Activists have long promoted pay transparency as a means of combating the gender pay gap, with the theory being that women armed with objective information about the pay scale can do a better job of fighting for equal treatment. Now Myles Borins has created Talkpay, a new Twitter bot that can bring transparency to the scene.
How it works: you send a DM to the bot, and it tweets out anonymized information about your salary, industry, race, and gender.
Coming soon... send us a dm and we'll auto tweet your #talkpay— talkpay (@talkpayBot) May 1, 2015
#talkpay female, 28, London, IT project manager, 6 years experience, Bachelors degree, £77k + performance bonus— talkpay (@talkpayBot) May 7, 2015
Borens's inspiration comes from Lauren Voswinkel, whose #TweetPay hashtag and article touting pay transparency in Model View Culture got the transparency discussion rolling in technology circles.
That said, any opt-in program, whether anonymized or not, has some obvious limits.
A broader solution exists in Norway, where the government makes it possible to look up anyone's tax return online, thus ensuring full transparency of all salaries. Any person at any job can go look up any of their colleagues' pay or pay received by people doing comparable work at a competing firm.
So does it work? Well, Norway does have the smallest pay gap for experienced workers (Germany does better for 20-somethings) of any advanced economy.
So is that the miracle of pay transparency at work?
Unfortunately, it's a bit difficult to say for sure, since Norway's public policy varies dramatically from America's in a variety of ways. Norway has quotas mandating that women be represented on corporate boards and parental leave policies that are both generous and optimized to ensure men participate in child-rearing. It also has a higher share of its workforce in the public sector, and even in the US the public sector pay gap is smaller than in the private sector.
And even the Norwegians have stepped away from radical transparency somewhat. It used to be that the database was free and open, leading newspapers and other media organizations to create sites where you could browse salary data anonymously. Now you need to log in, and the system is two-way transparent, meaning you can see who's been creeping on your salary data.

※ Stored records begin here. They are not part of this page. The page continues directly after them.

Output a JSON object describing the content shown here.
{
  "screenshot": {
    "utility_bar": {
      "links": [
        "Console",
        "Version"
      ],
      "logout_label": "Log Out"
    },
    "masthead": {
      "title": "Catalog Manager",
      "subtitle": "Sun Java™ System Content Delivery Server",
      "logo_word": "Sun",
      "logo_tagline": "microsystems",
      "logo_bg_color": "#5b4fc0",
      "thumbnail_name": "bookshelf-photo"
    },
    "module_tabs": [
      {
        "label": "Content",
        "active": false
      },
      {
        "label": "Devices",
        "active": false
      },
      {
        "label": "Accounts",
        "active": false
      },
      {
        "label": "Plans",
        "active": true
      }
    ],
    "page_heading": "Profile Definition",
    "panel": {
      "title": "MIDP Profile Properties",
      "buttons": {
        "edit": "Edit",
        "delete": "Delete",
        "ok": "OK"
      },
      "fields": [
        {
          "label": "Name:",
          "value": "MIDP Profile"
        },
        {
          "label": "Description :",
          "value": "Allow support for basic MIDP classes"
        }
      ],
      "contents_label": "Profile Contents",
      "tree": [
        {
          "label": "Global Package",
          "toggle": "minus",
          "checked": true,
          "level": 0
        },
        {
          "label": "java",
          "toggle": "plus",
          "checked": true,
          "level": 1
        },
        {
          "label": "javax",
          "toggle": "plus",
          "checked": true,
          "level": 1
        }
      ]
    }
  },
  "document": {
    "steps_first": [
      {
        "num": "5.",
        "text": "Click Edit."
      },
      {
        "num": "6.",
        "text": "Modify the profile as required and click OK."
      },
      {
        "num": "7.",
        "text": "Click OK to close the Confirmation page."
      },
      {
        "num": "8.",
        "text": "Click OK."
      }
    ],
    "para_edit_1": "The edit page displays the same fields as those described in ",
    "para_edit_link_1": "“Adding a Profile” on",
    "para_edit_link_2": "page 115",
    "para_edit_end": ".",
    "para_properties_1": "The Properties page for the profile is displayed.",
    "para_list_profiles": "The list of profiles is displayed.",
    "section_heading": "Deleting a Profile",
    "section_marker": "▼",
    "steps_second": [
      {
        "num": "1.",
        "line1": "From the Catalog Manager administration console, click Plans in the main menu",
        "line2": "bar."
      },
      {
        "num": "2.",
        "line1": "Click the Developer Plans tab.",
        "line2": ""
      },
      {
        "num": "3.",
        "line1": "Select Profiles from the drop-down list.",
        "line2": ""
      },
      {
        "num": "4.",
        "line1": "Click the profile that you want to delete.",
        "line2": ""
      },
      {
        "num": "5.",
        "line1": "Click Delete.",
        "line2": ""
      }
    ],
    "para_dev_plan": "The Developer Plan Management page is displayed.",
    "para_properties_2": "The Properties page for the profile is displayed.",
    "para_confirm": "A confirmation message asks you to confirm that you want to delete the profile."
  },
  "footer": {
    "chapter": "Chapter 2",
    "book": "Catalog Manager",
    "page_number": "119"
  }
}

Still, even in its current form Norwegian transparency is light-years ahead of any Twitter bot — creating a system that doesn't just change the conversation but that actually lets people rigorously research pay equity questions and find unambiguous proof when they're undervalued by their employer.